Prior to 2011, the health plan was controlled by a General Assembly oversight committee that lacked day-to-day control and executive authority. While the state is now spending about 3% of its general fund on current retiree health care costs, the deficit mounts because legislators haven’t reserved for the longer term when more retired workers will live longer and require more medical care. The inaction passes the health-plan buck to later generations.
“It’s other people’s money,” says Folwell. Likewise, most employees and retirees present their insurance cards for treatment and don’t question cost. “You can tell how much the clothes you’re wearing cost, or the last tank of gas, price per gallon, but not the value or cost of health care.”
Under Folwell’s predecessor, Janet Cowell, the plan’s liability declined sharply from 2010-12 because of changes in drug benefits and new Medicare supplement offerings. Since then, the deficit has expanded by more than $10 billion. Cowell could not be reached for comment.
Folwell’s style clashed with Mona Moon, who resigned as the plan’s executive administrator in May. She cited a different vision than the treasurer. Leadership consultant Dee Jones was hired to run the plan in July.
Representatives of state workers note that past health-plan administrators showed little desire to pressure providers into better deals. “It’s not that state employees and retirees are sicker than other North Carolinians,” Watkins says. “It’s that in many cases, the health plan is paying a far greater price for services than the private market. We’re the biggest purchaser, and we should be getting the best prices. That’s clearly not happening.”
Folwell promises to change that, though he and others agree that reducing the deficit won’t happen quickly. Federal and state courts have typically blocked any changes to benefits promised to workers. In 2012, retired teachers and employees sued the state in Gaston County Superior Court, contending they’d been promised free health insurance when hired. The pledge was violated a year earlier when the State Health Plan started charging them as much as $105 a month. The case became a class action involving 220,000 retirees, and a judge agreed: The state broke its contractual promise, retirees were entitled to free insurance, and the state must pay back the premiums.
After various appeals, the case is headed for the N.C. Supreme Court. An estimated $100 million in refunds could be at stake.
Meanwhile, Folwell and plan trustees are working to stop the deficit from growing. Under its most generous offering, in which the plan picks up 80% of costs until an out-of-pocket limit is reached, workers and retirees will pay monthly premiums of $50, up from $15. For the option in which the plan pays 70%, active employees will pay $25 a month. (Retirees who choose this version don’t pay a monthly premium.)
But that is the employee rate.
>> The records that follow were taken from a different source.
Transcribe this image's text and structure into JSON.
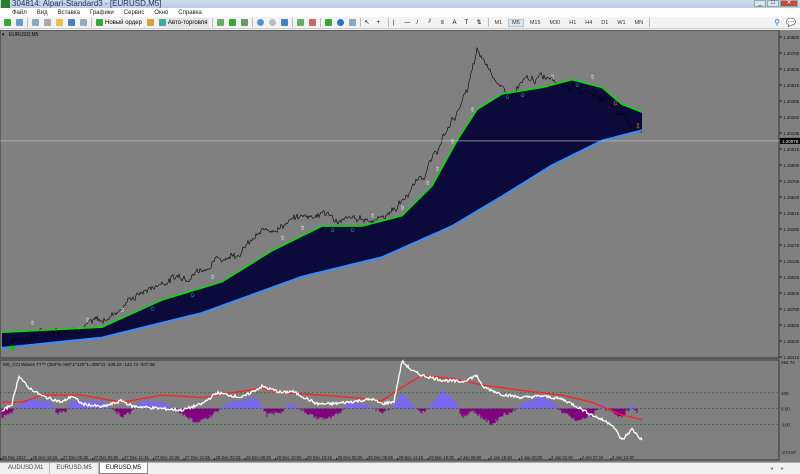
{
  "window": {
    "title": "304814: Alpari-Standard3 - [EURUSD,M5]",
    "minimize": "_",
    "maximize": "□",
    "close": "✕"
  },
  "menu": [
    "Файл",
    "Вид",
    "Вставка",
    "Графики",
    "Сервис",
    "Окно",
    "Справка"
  ],
  "toolbar": {
    "new_order": "Новый ордер",
    "auto_trading": "Авто-торговля",
    "timeframes": [
      "M1",
      "M5",
      "M15",
      "M30",
      "H1",
      "H4",
      "D1",
      "W1",
      "MN"
    ],
    "active_timeframe": "M5"
  },
  "chart": {
    "symbol_label": "EURUSD,M5",
    "current_price": "1.20078",
    "price_ticks": [
      "1.20880",
      "1.20760",
      "1.20635",
      "1.20510",
      "1.20385",
      "1.20260",
      "1.20135",
      "1.20015",
      "1.19890",
      "1.19765",
      "1.19640",
      "1.19515",
      "1.19390",
      "1.19270",
      "1.19145",
      "1.19025",
      "1.18905",
      "1.18780",
      "1.18655",
      "1.18530",
      "1.18410"
    ]
  },
  "indicator": {
    "label": "MS_CCI Waves TT™ (350^5->90^1^120^1=300^2) -105.18 -122.74 -207.08",
    "scale": [
      "294.74",
      "100",
      "0.00",
      "-100",
      "-274.57"
    ]
  },
  "time_labels": [
    "26 Dec 2017",
    "26 Dec 19:15",
    "27 Dec 00:35",
    "27 Dec 05:55",
    "27 Dec 11:15",
    "27 Dec 16:35",
    "27 Dec 21:55",
    "28 Dec 03:15",
    "28 Dec 08:35",
    "28 Dec 13:55",
    "28 Dec 19:15",
    "29 Dec 00:35",
    "29 Dec 05:55",
    "29 Dec 11:15",
    "29 Dec 16:35",
    "2 Jan 09:50",
    "2 Jan 15:10",
    "2 Jan 20:30",
    "3 Jan 01:50",
    "3 Jan 07:10",
    "3 Jan 12:30"
  ],
  "tabs": [
    {
      "label": "AUDUSD,M1",
      "active": false
    },
    {
      "label": "EURUSD,M5",
      "active": false
    },
    {
      "label": "EURUSD,M5",
      "active": true
    }
  ],
  "colors": {
    "bg": "#808080",
    "band_fill": "#0c0a3a",
    "upper": "#00e000",
    "lower": "#3a8cff",
    "price": "#000000",
    "cci": "#ffffff",
    "signal": "#ff2020",
    "hist_pos": "#7b68ee",
    "hist_neg": "#800080"
  },
  "chart_data": {
    "type": "line",
    "xlabel": "bar",
    "ylabel": "price",
    "price": [
      [
        0,
        1.1852
      ],
      [
        120,
        1.1864
      ],
      [
        200,
        1.1868
      ],
      [
        260,
        1.1887
      ],
      [
        320,
        1.1899
      ],
      [
        400,
        1.191
      ],
      [
        480,
        1.1925
      ],
      [
        540,
        1.1941
      ],
      [
        600,
        1.1949
      ],
      [
        640,
        1.1953
      ],
      [
        680,
        1.1945
      ],
      [
        760,
        1.1949
      ],
      [
        800,
        1.1961
      ],
      [
        860,
        1.1992
      ],
      [
        900,
        1.2023
      ],
      [
        930,
        1.2046
      ],
      [
        950,
        1.2074
      ],
      [
        980,
        1.2062
      ],
      [
        1010,
        1.2039
      ],
      [
        1040,
        1.2051
      ],
      [
        1100,
        1.2059
      ],
      [
        1160,
        1.2047
      ],
      [
        1200,
        1.2043
      ],
      [
        1240,
        1.2028
      ],
      [
        1270,
        1.2016
      ]
    ],
    "upper": [
      [
        0,
        1.186
      ],
      [
        200,
        1.1864
      ],
      [
        320,
        1.1885
      ],
      [
        440,
        1.1899
      ],
      [
        540,
        1.1923
      ],
      [
        640,
        1.1942
      ],
      [
        720,
        1.1942
      ],
      [
        800,
        1.195
      ],
      [
        860,
        1.1973
      ],
      [
        910,
        1.2008
      ],
      [
        950,
        1.2032
      ],
      [
        1000,
        1.2044
      ],
      [
        1080,
        1.2049
      ],
      [
        1140,
        1.2055
      ],
      [
        1200,
        1.2049
      ],
      [
        1240,
        1.2036
      ],
      [
        1280,
        1.203
      ]
    ],
    "lower": [
      [
        0,
        1.1848
      ],
      [
        200,
        1.1856
      ],
      [
        400,
        1.1875
      ],
      [
        600,
        1.1903
      ],
      [
        760,
        1.1918
      ],
      [
        900,
        1.1942
      ],
      [
        1000,
        1.1965
      ],
      [
        1100,
        1.1989
      ],
      [
        1200,
        1.2008
      ],
      [
        1280,
        1.2016
      ]
    ],
    "cci": [
      [
        0,
        -20
      ],
      [
        20,
        30
      ],
      [
        34,
        210
      ],
      [
        50,
        140
      ],
      [
        80,
        80
      ],
      [
        120,
        40
      ],
      [
        140,
        80
      ],
      [
        160,
        30
      ],
      [
        200,
        10
      ],
      [
        240,
        50
      ],
      [
        260,
        15
      ],
      [
        360,
        -10
      ],
      [
        400,
        30
      ],
      [
        430,
        100
      ],
      [
        480,
        70
      ],
      [
        520,
        140
      ],
      [
        560,
        100
      ],
      [
        580,
        110
      ],
      [
        630,
        30
      ],
      [
        660,
        30
      ],
      [
        690,
        40
      ],
      [
        740,
        60
      ],
      [
        760,
        30
      ],
      [
        784,
        45
      ],
      [
        800,
        300
      ],
      [
        820,
        240
      ],
      [
        840,
        210
      ],
      [
        880,
        180
      ],
      [
        920,
        170
      ],
      [
        950,
        210
      ],
      [
        960,
        140
      ],
      [
        1000,
        90
      ],
      [
        1040,
        70
      ],
      [
        1080,
        80
      ],
      [
        1120,
        60
      ],
      [
        1140,
        30
      ],
      [
        1180,
        -40
      ],
      [
        1220,
        -100
      ],
      [
        1240,
        -200
      ],
      [
        1260,
        -130
      ],
      [
        1280,
        -200
      ]
    ],
    "signal": [
      [
        0,
        40
      ],
      [
        40,
        40
      ],
      [
        80,
        85
      ],
      [
        160,
        85
      ],
      [
        240,
        40
      ],
      [
        320,
        85
      ],
      [
        400,
        70
      ],
      [
        480,
        110
      ],
      [
        520,
        130
      ],
      [
        560,
        100
      ],
      [
        640,
        85
      ],
      [
        720,
        65
      ],
      [
        760,
        50
      ],
      [
        800,
        135
      ],
      [
        840,
        210
      ],
      [
        900,
        190
      ],
      [
        960,
        150
      ],
      [
        1040,
        115
      ],
      [
        1120,
        85
      ],
      [
        1180,
        40
      ],
      [
        1240,
        -40
      ],
      [
        1280,
        -70
      ]
    ],
    "histogram": [
      [
        0,
        -60
      ],
      [
        20,
        -20
      ],
      [
        30,
        20
      ],
      [
        60,
        60
      ],
      [
        100,
        40
      ],
      [
        110,
        -30
      ],
      [
        130,
        -10
      ],
      [
        140,
        50
      ],
      [
        200,
        50
      ],
      [
        220,
        -5
      ],
      [
        240,
        -50
      ],
      [
        260,
        -20
      ],
      [
        280,
        50
      ],
      [
        320,
        40
      ],
      [
        360,
        -30
      ],
      [
        390,
        -90
      ],
      [
        420,
        -40
      ],
      [
        450,
        30
      ],
      [
        510,
        70
      ],
      [
        530,
        -40
      ],
      [
        560,
        -20
      ],
      [
        580,
        40
      ],
      [
        600,
        -10
      ],
      [
        630,
        -60
      ],
      [
        660,
        -60
      ],
      [
        680,
        -10
      ],
      [
        690,
        40
      ],
      [
        720,
        30
      ],
      [
        760,
        -20
      ],
      [
        780,
        10
      ],
      [
        800,
        100
      ],
      [
        820,
        30
      ],
      [
        830,
        -10
      ],
      [
        840,
        -30
      ],
      [
        860,
        30
      ],
      [
        880,
        120
      ],
      [
        910,
        40
      ],
      [
        920,
        -60
      ],
      [
        940,
        -10
      ],
      [
        980,
        -100
      ],
      [
        1000,
        -40
      ],
      [
        1020,
        -20
      ],
      [
        1040,
        30
      ],
      [
        1080,
        80
      ],
      [
        1100,
        40
      ],
      [
        1120,
        -20
      ],
      [
        1150,
        -80
      ],
      [
        1180,
        -40
      ],
      [
        1200,
        30
      ],
      [
        1210,
        -10
      ],
      [
        1240,
        -50
      ],
      [
        1260,
        20
      ],
      [
        1270,
        -20
      ]
    ],
    "ylim_price": [
      1.1841,
      1.2088
    ],
    "ylim_cci": [
      -274.57,
      294.74
    ],
    "levels": [
      100,
      0,
      -100
    ]
  }
}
To cover one’s family, the state plan is often prohibitively expensive. Employees, such as the Maury prison guard, who want to cover their families face daunting premiums of nearly $700 a month. If they choose to go uninsured or buy cheaper private plans, that leaves the state plan with older, sicker members. “That’s a horrible model,” Watkins says.
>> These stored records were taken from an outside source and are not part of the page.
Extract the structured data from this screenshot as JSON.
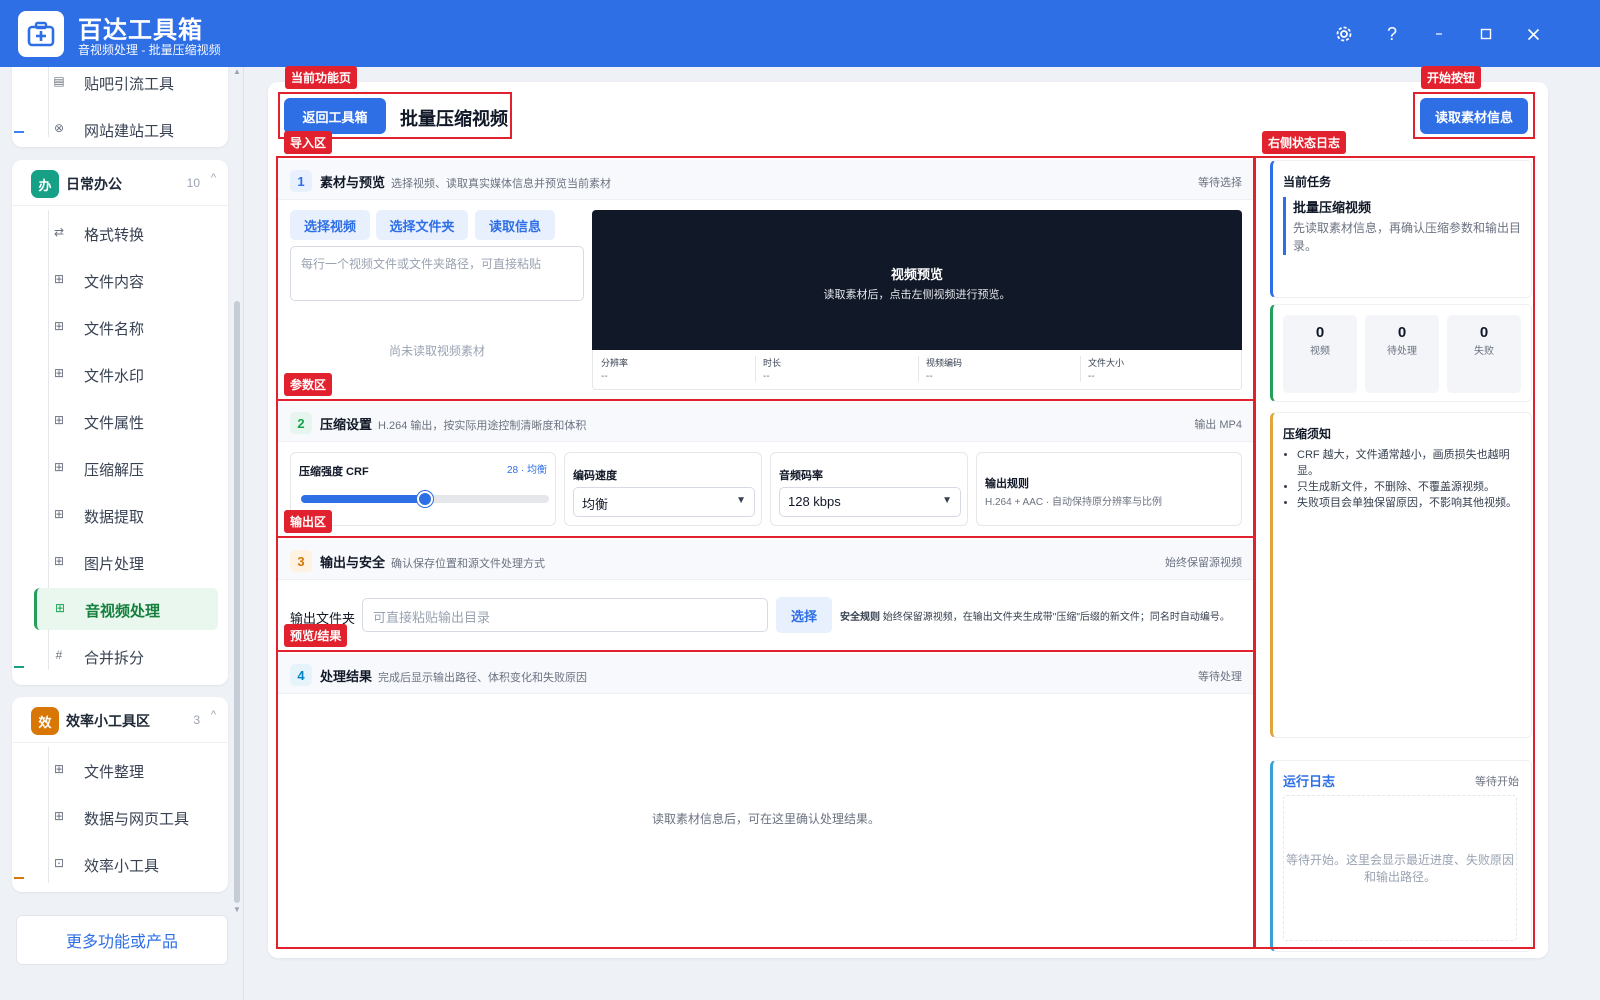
{
  "titlebar": {
    "title": "百达工具箱",
    "subtitle": "音视频处理 - 批量压缩视频",
    "icons": [
      "settings-gear-icon",
      "help-icon",
      "minimize-icon",
      "maximize-icon",
      "close-icon"
    ],
    "help_glyph": "?"
  },
  "sidebar": {
    "top_items": [
      {
        "label": "贴吧引流工具",
        "icon": "doc-icon"
      },
      {
        "label": "网站建站工具",
        "icon": "globe-icon"
      }
    ],
    "office_group": {
      "badge": "办",
      "title": "日常办公",
      "count": "10",
      "badge_color": "#16a085",
      "items": [
        {
          "label": "格式转换",
          "icon": "swap-icon"
        },
        {
          "label": "文件内容",
          "icon": "grid-icon"
        },
        {
          "label": "文件名称",
          "icon": "grid-icon"
        },
        {
          "label": "文件水印",
          "icon": "grid-icon"
        },
        {
          "label": "文件属性",
          "icon": "grid-icon"
        },
        {
          "label": "压缩解压",
          "icon": "grid-icon"
        },
        {
          "label": "数据提取",
          "icon": "grid-icon"
        },
        {
          "label": "图片处理",
          "icon": "grid-icon"
        },
        {
          "label": "音视频处理",
          "icon": "grid-icon",
          "active": true
        },
        {
          "label": "合并拆分",
          "icon": "hash-icon"
        }
      ]
    },
    "efficiency_group": {
      "badge": "效",
      "title": "效率小工具区",
      "count": "3",
      "badge_color": "#d97706",
      "items": [
        {
          "label": "文件整理",
          "icon": "grid-icon"
        },
        {
          "label": "数据与网页工具",
          "icon": "grid-icon"
        },
        {
          "label": "效率小工具",
          "icon": "toolbox-icon"
        }
      ]
    },
    "more_button": "更多功能或产品"
  },
  "header": {
    "back_button": "返回工具箱",
    "page_title": "批量压缩视频",
    "read_button": "读取素材信息"
  },
  "import_section": {
    "number": "1",
    "title": "素材与预览",
    "desc": "选择视频、读取真实媒体信息并预览当前素材",
    "status": "等待选择",
    "buttons": [
      "选择视频",
      "选择文件夹",
      "读取信息"
    ],
    "textarea_placeholder": "每行一个视频文件或文件夹路径，可直接粘贴",
    "empty_text": "尚未读取视频素材",
    "preview_title": "视频预览",
    "preview_hint": "读取素材后，点击左侧视频进行预览。",
    "meta": [
      {
        "label": "分辨率",
        "value": "--"
      },
      {
        "label": "时长",
        "value": "--"
      },
      {
        "label": "视频编码",
        "value": "--"
      },
      {
        "label": "文件大小",
        "value": "--"
      }
    ]
  },
  "params_section": {
    "number": "2",
    "title": "压缩设置",
    "desc": "H.264 输出，按实际用途控制清晰度和体积",
    "status": "输出 MP4",
    "crf_label": "压缩强度 CRF",
    "crf_value_text": "28 · 均衡",
    "crf_level": 0.5,
    "speed_label": "编码速度",
    "speed_value": "均衡",
    "audio_label": "音频码率",
    "audio_value": "128 kbps",
    "rule_label": "输出规则",
    "rule_text": "H.264 + AAC · 自动保持原分辨率与比例"
  },
  "output_section": {
    "number": "3",
    "title": "输出与安全",
    "desc": "确认保存位置和源文件处理方式",
    "status": "始终保留源视频",
    "folder_label": "输出文件夹",
    "folder_placeholder": "可直接粘贴输出目录",
    "choose_button": "选择",
    "safety_label": "安全规则",
    "safety_text": "始终保留源视频，在输出文件夹生成带\"压缩\"后缀的新文件；同名时自动编号。"
  },
  "result_section": {
    "number": "4",
    "title": "处理结果",
    "desc": "完成后显示输出路径、体积变化和失败原因",
    "status": "等待处理",
    "empty_text": "读取素材信息后，可在这里确认处理结果。"
  },
  "right_panel": {
    "task_label": "当前任务",
    "task_title": "批量压缩视频",
    "task_desc": "先读取素材信息，再确认压缩参数和输出目录。",
    "stats": [
      {
        "value": "0",
        "label": "视频"
      },
      {
        "value": "0",
        "label": "待处理"
      },
      {
        "value": "0",
        "label": "失败"
      }
    ],
    "notes_title": "压缩须知",
    "notes": [
      "CRF 越大，文件通常越小，画质损失也越明显。",
      "只生成新文件，不删除、不覆盖源视频。",
      "失败项目会单独保留原因，不影响其他视频。"
    ],
    "log_title": "运行日志",
    "log_status": "等待开始",
    "log_empty": "等待开始。这里会显示最近进度、失败原因和输出路径。"
  },
  "annotations": {
    "current_page": "当前功能页",
    "start_button": "开始按钮",
    "import_area": "导入区",
    "right_log": "右侧状态日志",
    "params_area": "参数区",
    "output_area": "输出区",
    "result_area": "预览/结果"
  },
  "colors": {
    "accent": "#2f6fe6",
    "annotation": "#e1222e",
    "active_nav": "#22a05b"
  }
}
Folwell emphasizes the need to attract younger, healthier people, so he pushed for no increases in family premiums and co-pays this year. “A beginning trooper, teacher or other state employee, in the year we just ended, if they chose the family premium, would effectively be working one week out of every four just to pay it.”
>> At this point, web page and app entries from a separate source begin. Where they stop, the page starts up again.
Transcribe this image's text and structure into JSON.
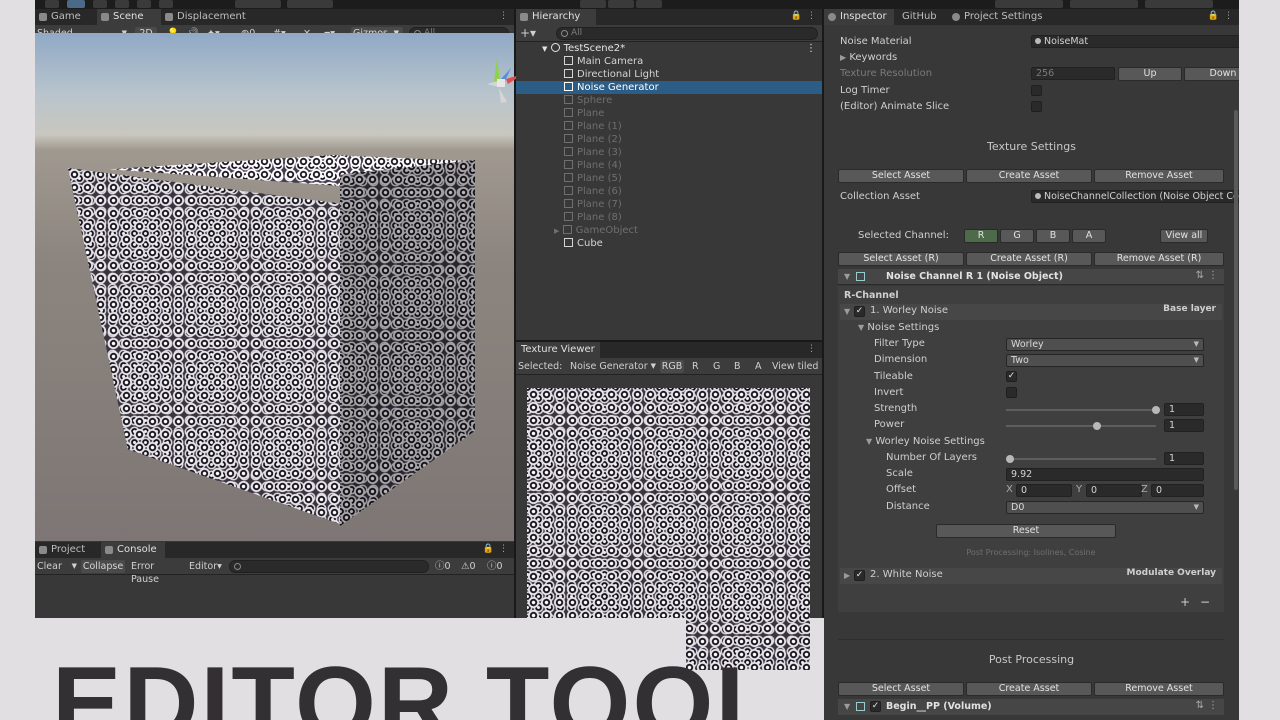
{
  "top_tabs": {
    "game": "Game",
    "scene": "Scene",
    "displacement": "Displacement"
  },
  "scene_toolbar": {
    "shading": "Shaded",
    "mode_2d": "2D",
    "fx_count": "0",
    "gizmos": "Gizmos",
    "search": "All"
  },
  "hierarchy": {
    "tab": "Hierarchy",
    "search": "All",
    "scene": "TestScene2*",
    "items": [
      "Main Camera",
      "Directional Light",
      "Noise Generator",
      "Sphere",
      "Plane",
      "Plane (1)",
      "Plane (2)",
      "Plane (3)",
      "Plane (4)",
      "Plane (5)",
      "Plane (6)",
      "Plane (7)",
      "Plane (8)",
      "GameObject",
      "Cube"
    ]
  },
  "texture_viewer": {
    "tab": "Texture Viewer",
    "selected_label": "Selected:",
    "selected_value": "Noise Generator",
    "channels": [
      "RGB",
      "R",
      "G",
      "B",
      "A"
    ],
    "view_tiled": "View tiled"
  },
  "console": {
    "tab_project": "Project",
    "tab_console": "Console",
    "clear": "Clear",
    "collapse": "Collapse",
    "error_pause": "Error Pause",
    "editor": "Editor",
    "count_log": "0",
    "count_warn": "0",
    "count_err": "0"
  },
  "inspector": {
    "tabs": {
      "inspector": "Inspector",
      "github": "GitHub",
      "project_settings": "Project Settings"
    },
    "noise_material_label": "Noise Material",
    "noise_material_value": "NoiseMat",
    "keywords": "Keywords",
    "texture_resolution_label": "Texture Resolution",
    "texture_resolution_value": "256",
    "up": "Up",
    "down": "Down",
    "log_timer": "Log Timer",
    "animate_slice": "(Editor) Animate Slice",
    "texture_settings": "Texture Settings",
    "select_asset": "Select Asset",
    "create_asset": "Create Asset",
    "remove_asset": "Remove Asset",
    "collection_asset_label": "Collection Asset",
    "collection_asset_value": "NoiseChannelCollection (Noise Object Collec",
    "selected_channel": "Selected Channel:",
    "channels": [
      "R",
      "G",
      "B",
      "A"
    ],
    "view_all": "View all",
    "select_asset_r": "Select Asset (R)",
    "create_asset_r": "Create Asset (R)",
    "remove_asset_r": "Remove Asset (R)",
    "noise_channel": "Noise Channel R 1 (Noise Object)",
    "r_channel": "R-Channel",
    "layer1": "1. Worley Noise",
    "base_layer": "Base layer",
    "noise_settings": "Noise Settings",
    "filter_type_label": "Filter Type",
    "filter_type_value": "Worley",
    "dimension_label": "Dimension",
    "dimension_value": "Two",
    "tileable": "Tileable",
    "invert": "Invert",
    "strength_label": "Strength",
    "strength_value": "1",
    "power_label": "Power",
    "power_value": "1",
    "worley_settings": "Worley Noise Settings",
    "layers_label": "Number Of Layers",
    "layers_value": "1",
    "scale_label": "Scale",
    "scale_value": "9.92",
    "offset_label": "Offset",
    "offset_x": "0",
    "offset_y": "0",
    "offset_z": "0",
    "distance_label": "Distance",
    "distance_value": "D0",
    "reset": "Reset",
    "pp_hint": "Post Processing: Isolines, Cosine",
    "layer2": "2. White Noise",
    "modulate_overlay": "Modulate Overlay",
    "plus": "+",
    "minus": "−",
    "post_processing": "Post Processing",
    "pp_select": "Select Asset",
    "pp_create": "Create Asset",
    "pp_remove": "Remove Asset",
    "begin_pp": "Begin__PP (Volume)"
  },
  "banner": {
    "title": "EDITOR TOOL"
  }
}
Saving the health plan fits Folwell’s self-image as a crusader. After the death of his young son, he went on a nationwide motorcycle tour to raise organ-donation awareness. “A lot of my ability to fix things comes from being a motorcycle mechanic and garbage collector,” he says. “When you’re a mechanic and have a blue-collar background, you don’t have any choice but to do your job and fix things.”